behavior, and had attempted to use his body to shove Cottrell
down the stairs in the unit. They contend that the use of
force was limited and reasonable and was no more than was
necessary under the circumstances. They assert that once
Plaintiff stopped physically resisting, he was taken to be
examined by the medical staff, who, 1) noted no injuries
other than redness and an abrasion to Plaintiff's right
wrist, and, 2) directed that Plaintiff's handcuffs be
loosened and that he be returned to his cell. Defendants
contend that an internal investigation of the incident
occurred and resulted in a finding that their use of force
was necessary and justified.
argue that the claim brought against them in their official
capacities must be dismissed because such a claim is
essentially a claim against Corrections Corporation of
America (“CCA”), who was a private company that
administered the TTCC and was their employer at the time, but
that the Court already dismissed claims brought against CCA
in its initial review of the Complaint. With respect to the
claims brought against them individually, Defendants argue
that the undisputed facts do not support a claim that they
used excessive force against Plaintiff in violation of his
Eighth Amendment rights. In support of their motion,
Defendants rely upon the declarations of Cottrell (Docket
Entry No. 21-3), SCCF Health Services Administrator Jammie
Garner (Docket Entry No. 21-4), SCCF Unit Manager Ryan
Deatherage (Docket Entry No. 21-5), and Stults (Docket Entry
No. 21-6), and a statement of Undisputed Material Facts
(Docket Entry No. 21-2).
was notified of the motion and given a deadline of October
27, 2017, to file a response. See Order entered
September 18, 2017 (Docket Entry No. 22). To-date, no
response has been filed by Plaintiff.
STANDARD OF REVIEW
judgment is appropriate if “the movant shows that there
is no genuine dispute as to any material fact and the movant
is entitled to judgment as a matter of law.” Rule 56(a)
of the Federal Rules of Civil Procedure. See also Celotex
Corp. v. Catrett, 477 U.S. 317, 322-23, 106 S.Ct. 2548,
91 L.Ed.2d 265 (1986). A “genuine issue of material
fact” is a fact which, if proven at trial, could lead a
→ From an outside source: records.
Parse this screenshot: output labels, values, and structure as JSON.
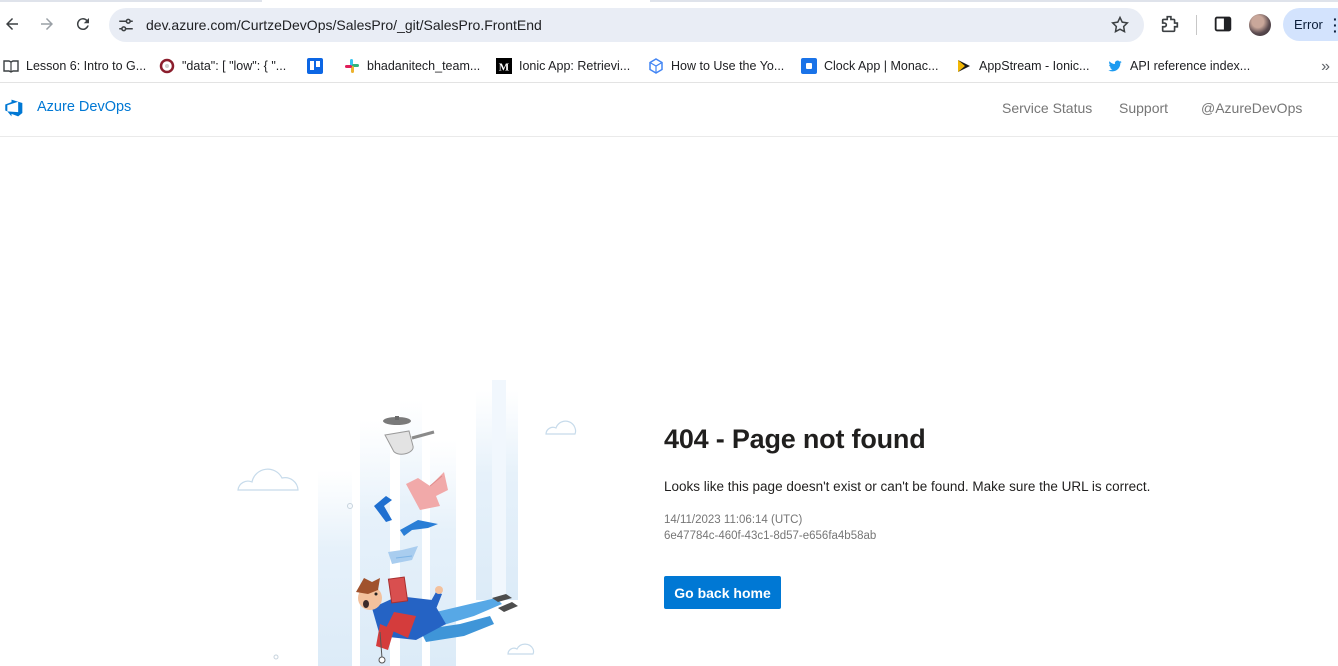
{
  "browser": {
    "url": "dev.azure.com/CurtzeDevOps/SalesPro/_git/SalesPro.FrontEnd",
    "profile_button_label": "Error",
    "icons": [
      "back-icon",
      "forward-icon",
      "reload-icon",
      "site-info-icon",
      "bookmark-star-icon",
      "extensions-icon",
      "side-panel-icon",
      "avatar",
      "more-icon"
    ]
  },
  "bookmarks": {
    "items": [
      {
        "label": "Lesson 6: Intro to G...",
        "icon": "book-icon"
      },
      {
        "label": "\"data\": [ \"low\": { \"...",
        "icon": "circle-icon"
      },
      {
        "label": "",
        "icon": "trello-icon"
      },
      {
        "label": "bhadanitech_team...",
        "icon": "slack-icon"
      },
      {
        "label": "Ionic App: Retrievi...",
        "icon": "medium-icon"
      },
      {
        "label": "How to Use the Yo...",
        "icon": "cube-icon"
      },
      {
        "label": "Clock App | Monac...",
        "icon": "square-app-icon"
      },
      {
        "label": "AppStream - Ionic...",
        "icon": "appstream-icon"
      },
      {
        "label": "API reference index...",
        "icon": "twitter-icon"
      }
    ],
    "more_label": "»"
  },
  "header": {
    "brand": "Azure DevOps",
    "links": [
      "Service Status",
      "Support",
      "@AzureDevOps"
    ]
  },
  "error": {
    "title": "404 - Page not found",
    "description": "Looks like this page doesn't exist or can't be found. Make sure the URL is correct.",
    "timestamp": "14/11/2023 11:06:14 (UTC)",
    "activity_id": "6e47784c-460f-43c1-8d57-e656fa4b58ab",
    "button_label": "Go back home"
  },
  "colors": {
    "accent": "#0078d4",
    "omnibox": "#e9edf5",
    "profile_pill": "#d3e3fd"
  }
}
reasonable jury to return a verdict for the non-moving party.
Anderson v. Liberty Lobby, Inc., 477 U.S. 242, 248,
106 S.Ct. 2505, 91 L.Ed.2d 202 (1986). In considering whether
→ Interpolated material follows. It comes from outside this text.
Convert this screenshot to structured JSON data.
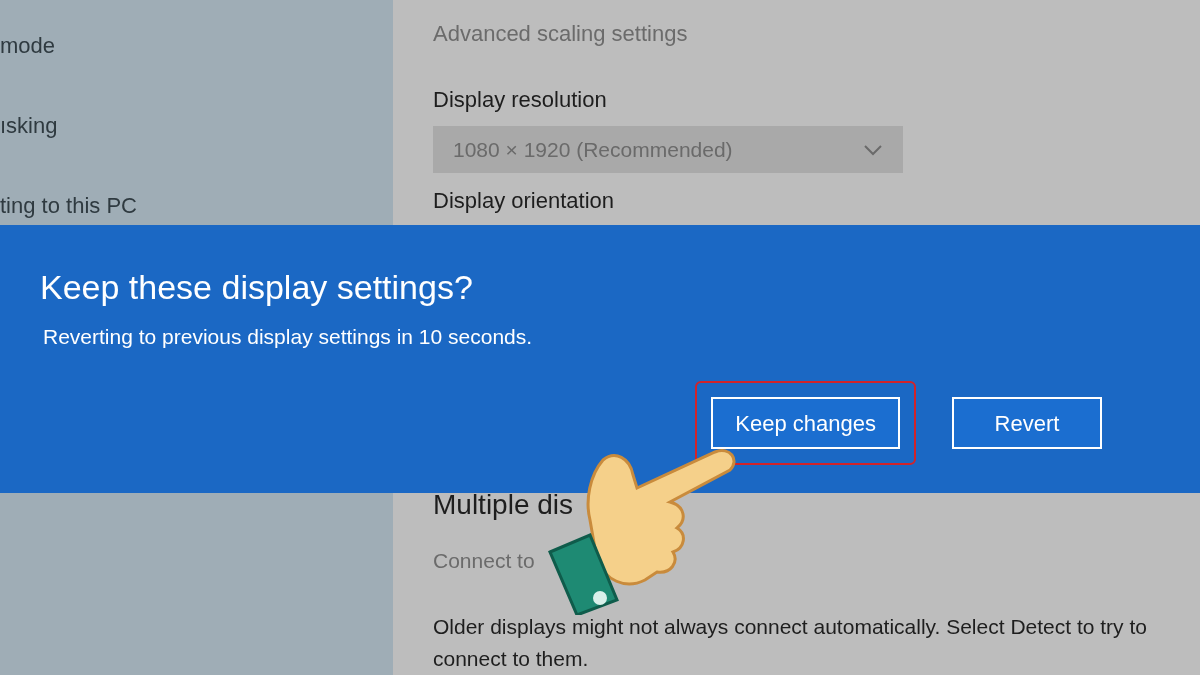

summary judgment is appropriate, the Court must “look
beyond the pleadings and assess the proof to determine
whether there is a genuine need for trial.” Sowards
v. Loudon Cnty., 203 F.3d 426, 431 (6th Cir.), cert.
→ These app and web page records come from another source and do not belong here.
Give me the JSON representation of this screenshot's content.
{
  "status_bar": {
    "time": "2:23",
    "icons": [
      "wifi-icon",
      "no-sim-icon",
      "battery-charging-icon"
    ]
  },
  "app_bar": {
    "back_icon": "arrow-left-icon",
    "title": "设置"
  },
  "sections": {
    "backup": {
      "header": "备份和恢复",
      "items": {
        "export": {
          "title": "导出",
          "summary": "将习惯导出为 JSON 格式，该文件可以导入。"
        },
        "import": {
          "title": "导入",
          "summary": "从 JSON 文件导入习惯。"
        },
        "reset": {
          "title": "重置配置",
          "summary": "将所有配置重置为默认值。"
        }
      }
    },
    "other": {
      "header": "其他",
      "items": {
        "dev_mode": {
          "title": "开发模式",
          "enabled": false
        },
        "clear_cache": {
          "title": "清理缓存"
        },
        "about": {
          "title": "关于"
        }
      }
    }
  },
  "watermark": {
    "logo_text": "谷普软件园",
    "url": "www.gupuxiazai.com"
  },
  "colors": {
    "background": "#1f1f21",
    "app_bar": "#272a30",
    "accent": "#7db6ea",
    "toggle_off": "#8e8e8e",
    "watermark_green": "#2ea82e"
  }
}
denied, 531 U.S. 875, 121 S.Ct. 179, 148 L.Ed.2d 123
(2000). The Court must view the evidence and all inferences
drawn from underlying facts “in the light most
favorable to the party opposing the motion.” See
Matsushita Elec. Indus. Co. v. Zenith Radio Corp., Ltd.,
475 U.S. 574, 587, 106 S.Ct. 1348, 89 L.Ed.2d 538 (1986);
Gribcheck v. Runyon, 245 F.3d 547, 550 (6th Cir.),
cert. denied, 534 U.S. 896, 122 S.Ct. 217, 151
L.Ed.2d 155 (2001).
moving party has the burden of showing the absence of genuine
factual disputes from which a reasonable jury could return a
verdict for the non-moving party. Anderson, at
249-50. “Once the moving party has presented evidence
sufficient to support a motion for summary judgment, the
nonmoving party is not entitled to trial merely on the basis
of allegations; significant probative evidence must be
presented to support the complaint.” Goins v.
Clorox Co., 926 F.2d 559, 561 (6th Cir. 1991). In other
words, to defeat summary judgment, the party opposing the
motion must ...